2 days ago

Quickstart tutorial for Pavex ✅

Next on the checklist: adding links to the relevant items in the API reference as well as linting to make sure that examples don't go stale.

#rustlang #pavex

2 days ago

Thinking of diving back into Ocaml – last time, I was chasing something more "pure" than Rust. Now, I'm on the lookout for a language with a speedy prototyping cycle and a Rust-like vibe. Does that click for you? #ocaml #rustlang

Guillaume Gomez
2 days ago

The display of features in rustdoc has been fixed once again.


#rust #rustlang

Thorsten Leemhuis (acct. 1/4)
2 days ago

The @LWN articles on this years #Linux #kernel maintainers summit are now freely available:


* Trust in and maintenance of #filesystems.

* Committing to #Rust / #Rustlang for kernel code

* Reducing kernel-maintainer burnout

* A discussion on kernel-maintainer pain points

Side note: if you wonder who the #LinuxKernel developers in below picture are, checkout this page:

picture from
Ed Page
2 days ago

winnow, my parser combinator library, now includes a nom migration guide:


3 days ago

I love this! This is such a good description of how we (often subconsciously) handle many of the trade-offs for design decisions in #rustlang. I'm really excited to see this written down!

What beliefs do you think are fundamental to Rust?

Read Niko's blog post here:

Screenshot of part of Niko's blog post:

    We believe that…

Rust is meant to empower everyone to build reliable and efficient software, so above all else, Rust needs to be accessible to a broad audience. We avoid designs that will be too complex to be used in practice. We build supportive tooling that not only points out potential mistakes but helps users understand and fix them.
Rust users want to surface problems as early as possible, and so Rust is designed to be reliable.

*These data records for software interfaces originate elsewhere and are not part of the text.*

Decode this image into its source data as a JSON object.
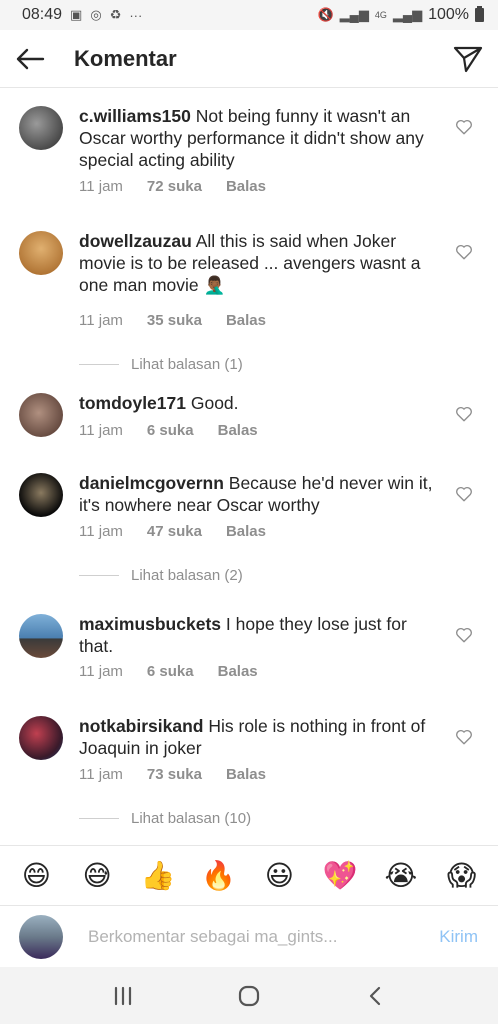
{
  "status_bar": {
    "time": "08:49",
    "more": "···",
    "network": "4G",
    "battery": "100%"
  },
  "header": {
    "title": "Komentar"
  },
  "comments": [
    {
      "username": "c.williams150",
      "text": "Not being funny it wasn't an Oscar worthy performance it didn't show any special acting ability",
      "time": "11 jam",
      "likes": "72 suka",
      "reply": "Balas",
      "avatar_color": "#3a3a3a"
    },
    {
      "username": "dowellzauzau",
      "text": "All this is said when Joker movie is to be released ... avengers wasnt a one man movie 🤦🏾‍♂️",
      "time": "11 jam",
      "likes": "35 suka",
      "reply": "Balas",
      "avatar_color": "#c98a3a",
      "view_replies": "Lihat balasan (1)"
    },
    {
      "username": "tomdoyle171",
      "text": "Good.",
      "time": "11 jam",
      "likes": "6 suka",
      "reply": "Balas",
      "avatar_color": "#7a5a4a"
    },
    {
      "username": "danielmcgovernn",
      "text": "Because he'd never win it, it's nowhere near Oscar worthy",
      "time": "11 jam",
      "likes": "47 suka",
      "reply": "Balas",
      "avatar_color": "#1a1a1a",
      "view_replies": "Lihat balasan (2)"
    },
    {
      "username": "maximusbuckets",
      "text": "I hope they lose just for that.",
      "time": "11 jam",
      "likes": "6 suka",
      "reply": "Balas",
      "avatar_color": "#4a7fb0"
    },
    {
      "username": "notkabirsikand",
      "text": "His role is nothing in front of Joaquin in joker",
      "time": "11 jam",
      "likes": "73 suka",
      "reply": "Balas",
      "avatar_color": "#5a2a3a",
      "view_replies": "Lihat balasan (10)"
    }
  ],
  "emoji_bar": [
    "😄",
    "😅",
    "👍",
    "🔥",
    "😃",
    "💖",
    "😭",
    "😱"
  ],
  "compose": {
    "placeholder": "Berkomentar sebagai ma_gints...",
    "post_label": "Kirim"
  },
  "colors": {
    "accent_disabled": "#8fc3f5",
    "secondary_text": "#8e8e8e"
  },
  "icons": {
    "back": "arrow-left-icon",
    "direct": "paper-plane-icon",
    "like": "heart-outline-icon",
    "nav_recent": "recent-apps-icon",
    "nav_home": "home-icon",
    "nav_back": "chevron-left-icon"
  }
}
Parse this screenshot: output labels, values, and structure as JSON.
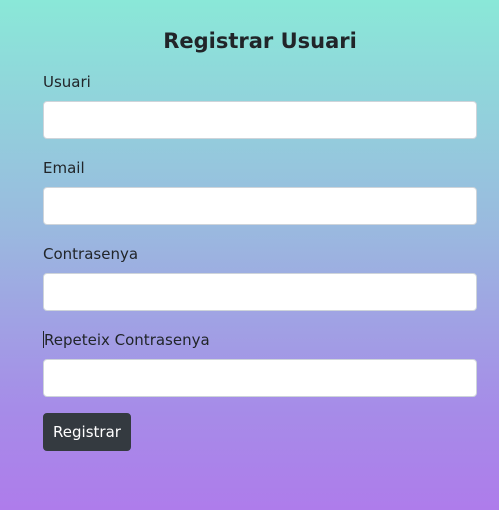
{
  "form": {
    "title": "Registrar Usuari",
    "fields": [
      {
        "label": "Usuari",
        "value": ""
      },
      {
        "label": "Email",
        "value": ""
      },
      {
        "label": "Contrasenya",
        "value": ""
      },
      {
        "label": "Repeteix Contrasenya",
        "value": ""
      }
    ],
    "submit_label": "Registrar"
  },
  "colors": {
    "gradient_top": "#8ae8d8",
    "gradient_bottom": "#ae7ceb",
    "button_bg": "#343a40",
    "button_text": "#ffffff",
    "input_bg": "#ffffff",
    "input_border": "#ced4da"
  }
}
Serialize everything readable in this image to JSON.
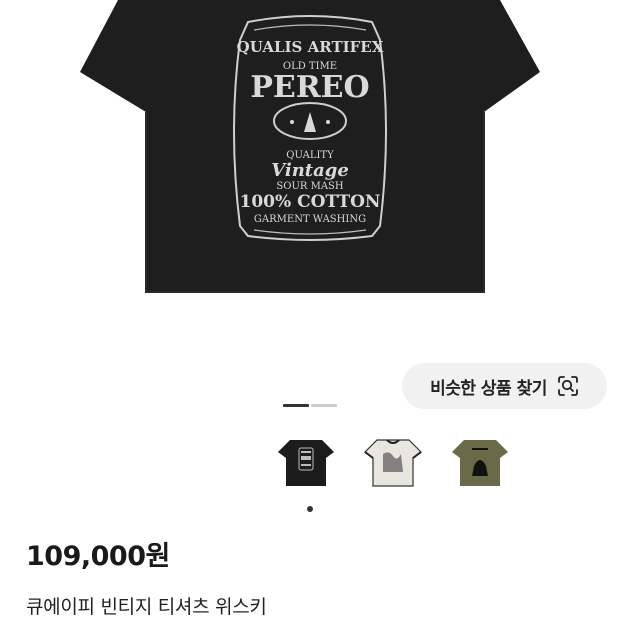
{
  "product_image": {
    "print_lines": [
      "QUALIS ARTIFEX",
      "OLD TIME",
      "PEREO",
      "QUALITY",
      "Vintage",
      "SOUR MASH",
      "100% COTTON",
      "GARMENT WASHING"
    ],
    "shirt_color": "#1e1e1e"
  },
  "similar_button": {
    "label": "비슷한 상품 찾기",
    "icon": "lens-icon"
  },
  "image_pager": {
    "total": 2,
    "active": 1
  },
  "thumbnails": [
    {
      "name": "black-tee",
      "color": "#1c1c1c"
    },
    {
      "name": "white-ringer-tee",
      "color": "#e9e6e0"
    },
    {
      "name": "olive-tee",
      "color": "#6b6a48"
    }
  ],
  "product": {
    "price": "109,000원",
    "title": "큐에이피 빈티지 티셔츠 위스키"
  }
}
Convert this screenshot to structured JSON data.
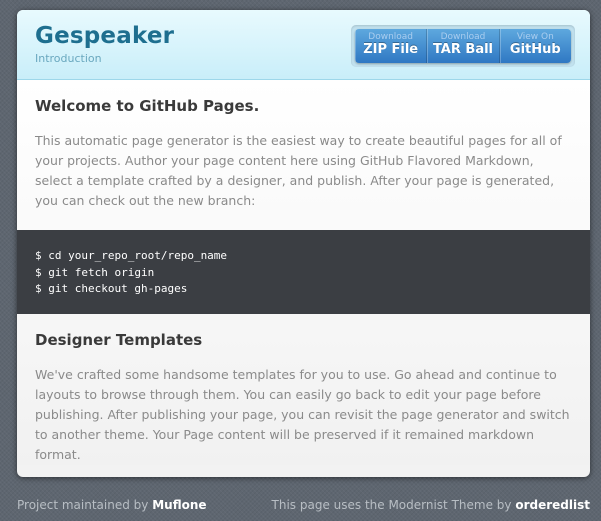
{
  "header": {
    "title": "Gespeaker",
    "subtitle": "Introduction",
    "downloads": [
      {
        "small": "Download",
        "big": "ZIP File"
      },
      {
        "small": "Download",
        "big": "TAR Ball"
      },
      {
        "small": "View On",
        "big": "GitHub"
      }
    ]
  },
  "section1": {
    "heading": "Welcome to GitHub Pages.",
    "body": "This automatic page generator is the easiest way to create beautiful pages for all of your projects. Author your page content here using GitHub Flavored Markdown, select a template crafted by a designer, and publish. After your page is generated, you can check out the new branch:"
  },
  "code": {
    "lines": [
      "$ cd your_repo_root/repo_name",
      "$ git fetch origin",
      "$ git checkout gh-pages"
    ]
  },
  "section2": {
    "heading": "Designer Templates",
    "body": "We've crafted some handsome templates for you to use. Go ahead and continue to layouts to browse through them. You can easily go back to edit your page before publishing. After publishing your page, you can revisit the page generator and switch to another theme. Your Page content will be preserved if it remained markdown format."
  },
  "footer": {
    "left_prefix": "Project maintained by",
    "left_link": "Muflone",
    "right_prefix": "This page uses the Modernist Theme by",
    "right_link": "orderedlist"
  },
  "colors": {
    "background": "#5e6670",
    "title": "#1e6f8f",
    "button": "#2f78c3",
    "code_bg": "#3b3e43"
  }
}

We make choices that help surface bugs earlier. We don’t make guesses about what our users meant to do, we let them tell us, and we endeavor to make the meaning of code transparent to its reader. And we always, always guarantee memory safety and data-race freedom in safe Rust code.
Rust users are just as obsessed with quality as we are, and so Rust is extensible. We empower our users to build their own abstractions. We prefer to let people build what they need than to try (and fail) to give them everything ourselves.
Systems programmers need to know what is happening and where, and so system details and especially performance costs in Rust are transparent and tunable. When building systems, it’s often important to know what’s going on underneath the abstractions. Abstractions should still leave the programmer feeling like they’re in control of the underlying system, such as by making it easy to notice (or avoid) certain types of operations.

    …where earlier things take precedence.
3 days ago

💥 New Changelog interview!

This week we’re joined by @drewdevault, talking about the Hare programming language 🐇

We discuss Hare (of course), why he’s so passionate about all things open source, the state of the language, fostering a culture that values stability, and oddly enough — what it takes to make a peanut butter and jelly sandwich 🥪

#foss #oss #opensource #hare #harelang #rust #rustlang #zig #ziglang #sourcehut #github

We hope you enjoy it! 🎧

3 days ago

@Exilsarahl hello, i am from the church of #kicad Please be knowenth that this kind of shit never happens around here in our sacred halls.

(but the codebase is really ugly and should be rewritten in #rustlang

Chris Biscardi
3 days ago

I also started publishing #bevyengine Game Jam 4 devlogs!

I don't know how much I'll actually finish during the jam, but my overall goal is to use this week as a spike towards getting something I feel comfortable publishing on steam.

#rustlang #gamedev

Chris Biscardi
3 days ago

There's a whole bunch of #adventofcode goodness in this playlist.

From should you even participate? to solutions to each day and even refactoring and discussion of various tools to benchmark with.


Ivan Enderlin 🦀
4 days ago

@reginagrogan #RustLang is probably a more accurate hashtag 🙂.

Ivan Enderlin 🦀
4 days ago

Add support for `gen fn`,

Experimental new `gen fn` has landed in Rust (nightly).